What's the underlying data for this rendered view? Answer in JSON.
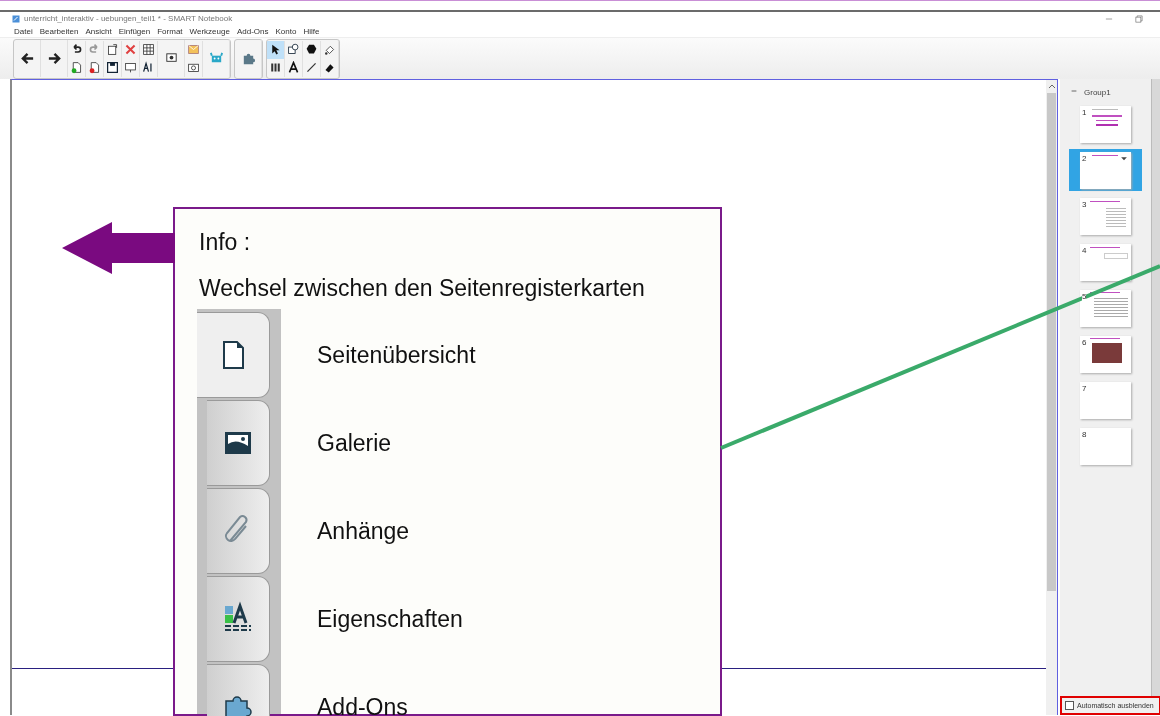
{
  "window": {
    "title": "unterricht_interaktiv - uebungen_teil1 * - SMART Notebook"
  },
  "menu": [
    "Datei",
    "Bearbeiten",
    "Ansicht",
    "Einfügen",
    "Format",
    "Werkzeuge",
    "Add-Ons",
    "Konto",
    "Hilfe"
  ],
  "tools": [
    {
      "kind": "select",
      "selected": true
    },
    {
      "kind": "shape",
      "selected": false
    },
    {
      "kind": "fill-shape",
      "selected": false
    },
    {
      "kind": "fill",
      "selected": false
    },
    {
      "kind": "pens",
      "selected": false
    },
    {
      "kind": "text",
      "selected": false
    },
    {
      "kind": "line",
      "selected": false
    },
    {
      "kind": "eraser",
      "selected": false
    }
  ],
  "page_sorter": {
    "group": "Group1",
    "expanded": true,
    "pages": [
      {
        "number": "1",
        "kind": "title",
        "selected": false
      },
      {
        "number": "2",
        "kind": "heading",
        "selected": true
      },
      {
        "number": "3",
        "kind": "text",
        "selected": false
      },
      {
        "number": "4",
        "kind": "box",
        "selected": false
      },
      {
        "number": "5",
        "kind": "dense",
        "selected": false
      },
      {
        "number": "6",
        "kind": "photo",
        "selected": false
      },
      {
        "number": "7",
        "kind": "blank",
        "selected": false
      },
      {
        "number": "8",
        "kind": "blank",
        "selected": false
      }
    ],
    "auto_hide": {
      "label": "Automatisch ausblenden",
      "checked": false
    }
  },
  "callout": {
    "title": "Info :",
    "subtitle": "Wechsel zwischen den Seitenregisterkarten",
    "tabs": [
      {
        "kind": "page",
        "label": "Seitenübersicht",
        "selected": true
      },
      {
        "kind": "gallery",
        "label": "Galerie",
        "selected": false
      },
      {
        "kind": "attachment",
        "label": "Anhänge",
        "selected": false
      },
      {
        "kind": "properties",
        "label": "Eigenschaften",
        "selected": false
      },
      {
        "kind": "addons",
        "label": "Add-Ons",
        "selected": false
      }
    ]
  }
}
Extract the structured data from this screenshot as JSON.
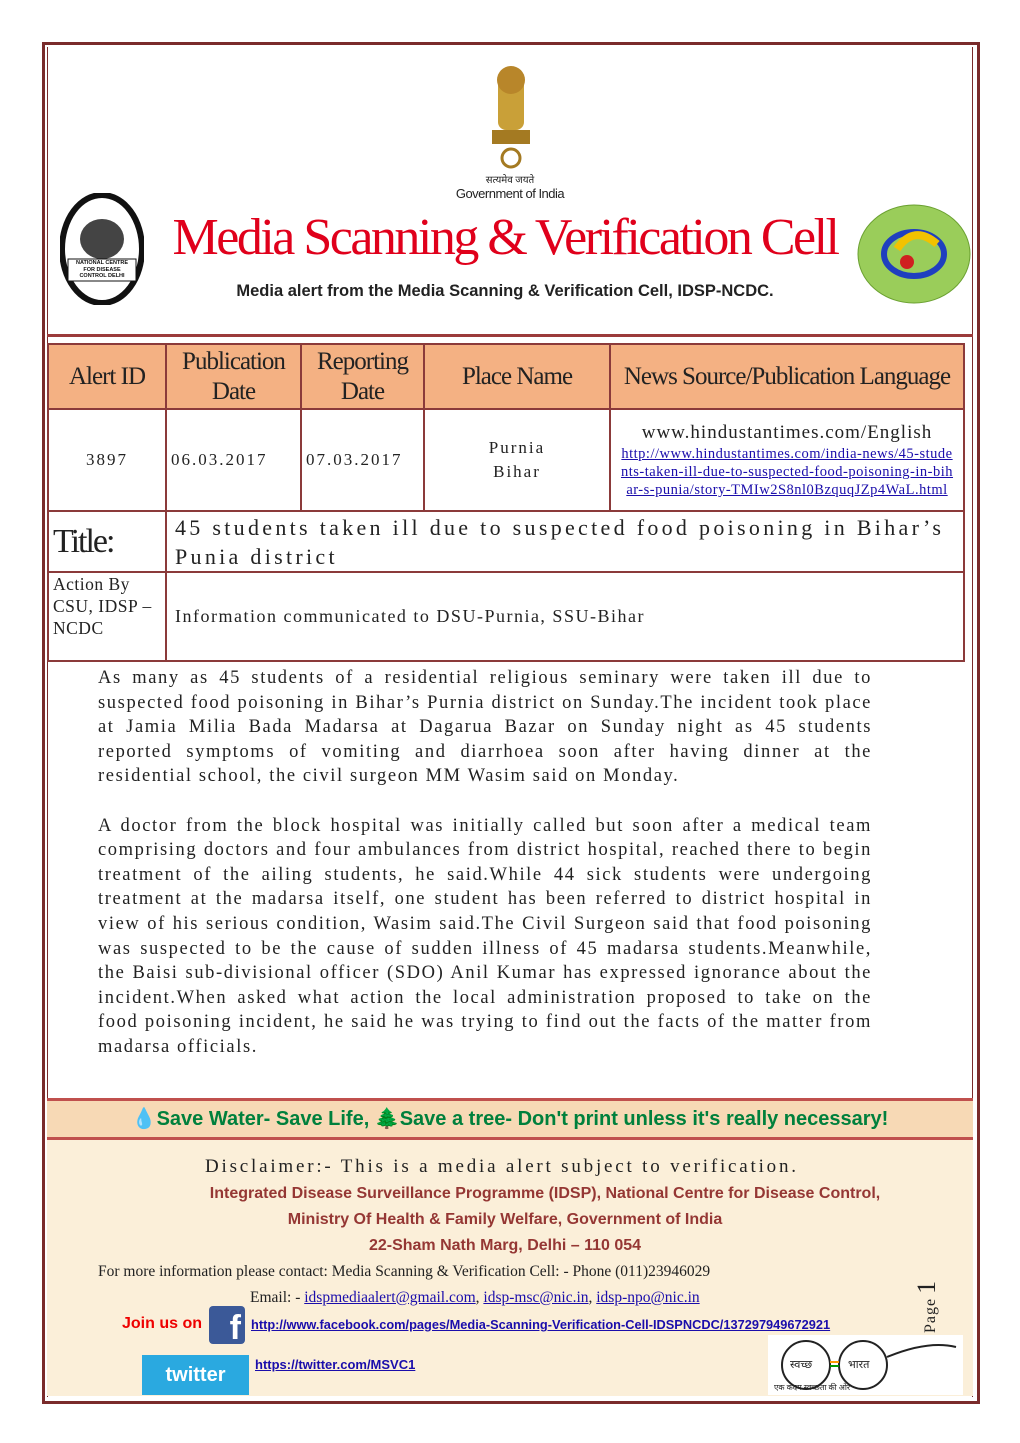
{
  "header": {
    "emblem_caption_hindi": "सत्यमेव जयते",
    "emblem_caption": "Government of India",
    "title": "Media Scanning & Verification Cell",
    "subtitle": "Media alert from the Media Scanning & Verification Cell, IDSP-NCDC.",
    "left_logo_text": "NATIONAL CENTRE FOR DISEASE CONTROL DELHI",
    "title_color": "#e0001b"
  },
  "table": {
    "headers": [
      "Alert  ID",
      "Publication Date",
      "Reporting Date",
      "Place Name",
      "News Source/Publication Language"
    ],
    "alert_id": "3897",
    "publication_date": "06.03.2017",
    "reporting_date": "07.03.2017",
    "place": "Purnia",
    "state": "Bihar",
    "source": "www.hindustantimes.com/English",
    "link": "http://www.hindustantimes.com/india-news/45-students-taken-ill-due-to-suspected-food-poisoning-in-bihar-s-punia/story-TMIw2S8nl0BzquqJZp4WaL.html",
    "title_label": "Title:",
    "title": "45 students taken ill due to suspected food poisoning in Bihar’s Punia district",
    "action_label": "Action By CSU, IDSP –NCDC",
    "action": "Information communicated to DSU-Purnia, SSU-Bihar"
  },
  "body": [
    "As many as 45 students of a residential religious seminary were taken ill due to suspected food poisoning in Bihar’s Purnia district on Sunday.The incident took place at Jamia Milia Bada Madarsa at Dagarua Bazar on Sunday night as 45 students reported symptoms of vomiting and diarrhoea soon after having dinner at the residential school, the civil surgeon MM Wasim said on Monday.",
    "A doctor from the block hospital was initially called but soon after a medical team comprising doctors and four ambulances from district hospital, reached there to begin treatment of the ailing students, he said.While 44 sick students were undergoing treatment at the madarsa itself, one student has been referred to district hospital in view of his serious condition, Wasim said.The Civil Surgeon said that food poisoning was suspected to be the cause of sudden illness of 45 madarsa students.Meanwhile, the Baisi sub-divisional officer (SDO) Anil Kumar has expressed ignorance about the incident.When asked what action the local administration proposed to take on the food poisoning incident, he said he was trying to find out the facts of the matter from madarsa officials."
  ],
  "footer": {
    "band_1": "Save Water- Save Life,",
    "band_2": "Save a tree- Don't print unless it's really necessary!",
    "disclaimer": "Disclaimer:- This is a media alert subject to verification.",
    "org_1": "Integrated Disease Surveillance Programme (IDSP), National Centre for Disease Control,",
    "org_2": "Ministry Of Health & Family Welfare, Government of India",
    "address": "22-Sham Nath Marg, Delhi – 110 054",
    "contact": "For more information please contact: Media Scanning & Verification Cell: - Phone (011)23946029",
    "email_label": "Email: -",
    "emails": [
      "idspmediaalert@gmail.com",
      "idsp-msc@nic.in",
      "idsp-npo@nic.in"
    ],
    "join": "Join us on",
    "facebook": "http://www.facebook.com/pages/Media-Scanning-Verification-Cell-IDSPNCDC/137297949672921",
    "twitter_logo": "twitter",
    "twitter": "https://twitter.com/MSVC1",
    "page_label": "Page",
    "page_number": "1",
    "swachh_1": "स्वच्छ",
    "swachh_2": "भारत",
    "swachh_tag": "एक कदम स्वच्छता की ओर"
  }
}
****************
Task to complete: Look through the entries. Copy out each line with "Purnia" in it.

Your solution:
    "place": "Purnia",
    "action": "Information communicated to DSU-Purnia, SSU-Bihar"
    "As many as 45 students of a residential religious seminary were taken ill due to suspected food poisoning in Bihar’s Purnia district on Sunday.The incident took place at Jamia Milia Bada Madarsa at Dagarua Bazar on Sunday night as 45 students reported symptoms of vomiting and diarrhoea soon after having dinner at the residential school, the civil surgeon MM Wasim said on Monday.",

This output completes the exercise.